Citation: Li X, Rennenberg H and Simon J (2015) Competition for nitrogen between Fagus sylvatica and Acer pseudoplatanus seedlings depends on soil nitrogen availability. Front. Plant Sci. 6:302. doi: 10.3389/fpls.2015.00302
Received: 24 December 2014; Accepted: 15 April 2015;
Published online: 30 April 2015
Edited by:Susanne Schmidt, The University of Queensland, Australia
Reviewed by:Dirk Vanderklein, Montclair State University, USA
Rubén Retuerto, Universidad de Santiago de Compostela, Spain
Copyright © 2015 Li, Rennenberg and Simon. This is an open-access article distributed under the terms of the Creative Commons Attribution License (CC BY). The use, distribution or reproduction in other forums is permitted, provided the original author(s) or licensor are credited and that the original publication in this journal is cited, in accordance with accepted academic practice. No use, distribution or reproduction is permitted which does not comply with these terms.

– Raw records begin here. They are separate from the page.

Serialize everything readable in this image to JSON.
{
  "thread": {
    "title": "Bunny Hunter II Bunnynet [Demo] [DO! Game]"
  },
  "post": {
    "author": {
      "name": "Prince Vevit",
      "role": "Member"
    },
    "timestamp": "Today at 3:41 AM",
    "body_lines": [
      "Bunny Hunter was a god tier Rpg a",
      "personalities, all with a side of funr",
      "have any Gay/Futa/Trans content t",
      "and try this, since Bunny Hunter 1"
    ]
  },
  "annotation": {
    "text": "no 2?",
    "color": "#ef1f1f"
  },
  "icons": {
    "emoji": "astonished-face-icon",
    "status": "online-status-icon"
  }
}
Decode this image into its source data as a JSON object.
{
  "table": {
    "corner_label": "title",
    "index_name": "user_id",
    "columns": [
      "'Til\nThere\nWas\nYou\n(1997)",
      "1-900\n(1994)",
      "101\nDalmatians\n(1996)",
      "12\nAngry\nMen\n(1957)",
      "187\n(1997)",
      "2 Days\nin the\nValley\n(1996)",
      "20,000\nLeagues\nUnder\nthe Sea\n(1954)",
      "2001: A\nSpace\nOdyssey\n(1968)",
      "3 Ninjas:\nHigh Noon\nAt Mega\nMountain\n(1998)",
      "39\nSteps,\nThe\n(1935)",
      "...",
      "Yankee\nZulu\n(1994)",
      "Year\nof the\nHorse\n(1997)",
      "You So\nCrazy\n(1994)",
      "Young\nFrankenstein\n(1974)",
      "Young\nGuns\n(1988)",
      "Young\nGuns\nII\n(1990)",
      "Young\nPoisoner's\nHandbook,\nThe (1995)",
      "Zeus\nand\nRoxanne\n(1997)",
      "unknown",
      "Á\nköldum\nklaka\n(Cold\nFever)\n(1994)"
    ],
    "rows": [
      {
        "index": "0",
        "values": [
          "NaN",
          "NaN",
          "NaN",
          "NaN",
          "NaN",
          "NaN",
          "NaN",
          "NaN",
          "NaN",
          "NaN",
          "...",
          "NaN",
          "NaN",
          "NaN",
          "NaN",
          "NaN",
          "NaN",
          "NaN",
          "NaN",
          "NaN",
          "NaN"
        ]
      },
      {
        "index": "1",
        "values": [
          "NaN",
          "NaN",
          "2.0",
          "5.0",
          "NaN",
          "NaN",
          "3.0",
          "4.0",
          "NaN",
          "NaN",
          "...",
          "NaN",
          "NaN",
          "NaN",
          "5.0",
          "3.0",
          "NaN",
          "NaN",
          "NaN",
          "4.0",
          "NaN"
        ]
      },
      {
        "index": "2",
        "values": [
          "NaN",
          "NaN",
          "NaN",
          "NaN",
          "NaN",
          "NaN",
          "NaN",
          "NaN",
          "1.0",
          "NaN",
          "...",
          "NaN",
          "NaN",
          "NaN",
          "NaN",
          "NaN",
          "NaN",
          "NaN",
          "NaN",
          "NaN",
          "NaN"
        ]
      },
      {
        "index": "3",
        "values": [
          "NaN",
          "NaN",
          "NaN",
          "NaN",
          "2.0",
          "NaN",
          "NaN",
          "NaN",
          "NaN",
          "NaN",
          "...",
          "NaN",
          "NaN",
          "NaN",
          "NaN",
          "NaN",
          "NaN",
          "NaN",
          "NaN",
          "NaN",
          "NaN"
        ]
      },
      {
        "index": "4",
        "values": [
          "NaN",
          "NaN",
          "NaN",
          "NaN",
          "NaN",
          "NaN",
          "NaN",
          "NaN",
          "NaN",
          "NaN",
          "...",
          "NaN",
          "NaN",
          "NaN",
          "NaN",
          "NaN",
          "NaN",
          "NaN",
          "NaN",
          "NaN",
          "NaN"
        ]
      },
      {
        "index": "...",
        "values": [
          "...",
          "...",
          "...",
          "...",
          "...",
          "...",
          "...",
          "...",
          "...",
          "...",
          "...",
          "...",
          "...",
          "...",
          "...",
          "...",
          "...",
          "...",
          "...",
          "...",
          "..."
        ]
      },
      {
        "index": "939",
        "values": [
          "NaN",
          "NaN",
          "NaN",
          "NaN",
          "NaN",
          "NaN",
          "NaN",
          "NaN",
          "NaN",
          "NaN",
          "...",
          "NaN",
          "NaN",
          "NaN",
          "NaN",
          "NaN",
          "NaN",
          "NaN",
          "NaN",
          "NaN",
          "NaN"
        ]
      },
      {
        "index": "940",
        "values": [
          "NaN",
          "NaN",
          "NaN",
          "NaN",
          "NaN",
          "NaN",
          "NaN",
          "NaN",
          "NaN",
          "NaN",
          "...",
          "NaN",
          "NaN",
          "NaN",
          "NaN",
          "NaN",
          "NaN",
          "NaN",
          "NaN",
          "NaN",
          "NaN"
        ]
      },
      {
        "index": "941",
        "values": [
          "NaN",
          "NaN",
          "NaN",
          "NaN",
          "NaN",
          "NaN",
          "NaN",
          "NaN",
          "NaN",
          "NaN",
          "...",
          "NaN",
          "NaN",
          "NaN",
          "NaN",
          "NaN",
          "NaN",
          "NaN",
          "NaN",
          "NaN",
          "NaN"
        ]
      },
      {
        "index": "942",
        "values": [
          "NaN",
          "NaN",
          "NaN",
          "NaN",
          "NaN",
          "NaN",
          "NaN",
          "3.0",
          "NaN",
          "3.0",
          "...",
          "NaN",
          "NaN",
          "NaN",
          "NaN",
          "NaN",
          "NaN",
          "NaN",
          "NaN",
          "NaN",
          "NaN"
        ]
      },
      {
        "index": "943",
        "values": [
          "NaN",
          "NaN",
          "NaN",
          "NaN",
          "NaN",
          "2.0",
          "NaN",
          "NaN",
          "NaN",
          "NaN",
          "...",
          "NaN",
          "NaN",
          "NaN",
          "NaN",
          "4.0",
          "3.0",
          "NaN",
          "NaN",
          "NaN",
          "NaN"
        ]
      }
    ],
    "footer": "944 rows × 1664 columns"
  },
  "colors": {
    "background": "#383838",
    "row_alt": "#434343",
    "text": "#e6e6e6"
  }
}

*Correspondence: Judy Simon, Plant Physiology and Biochemistry, Department of Biology, University of Konstanz, Universitätsstrasse 10, 78457 Konstanz, Germany, firstname.lastname@example.org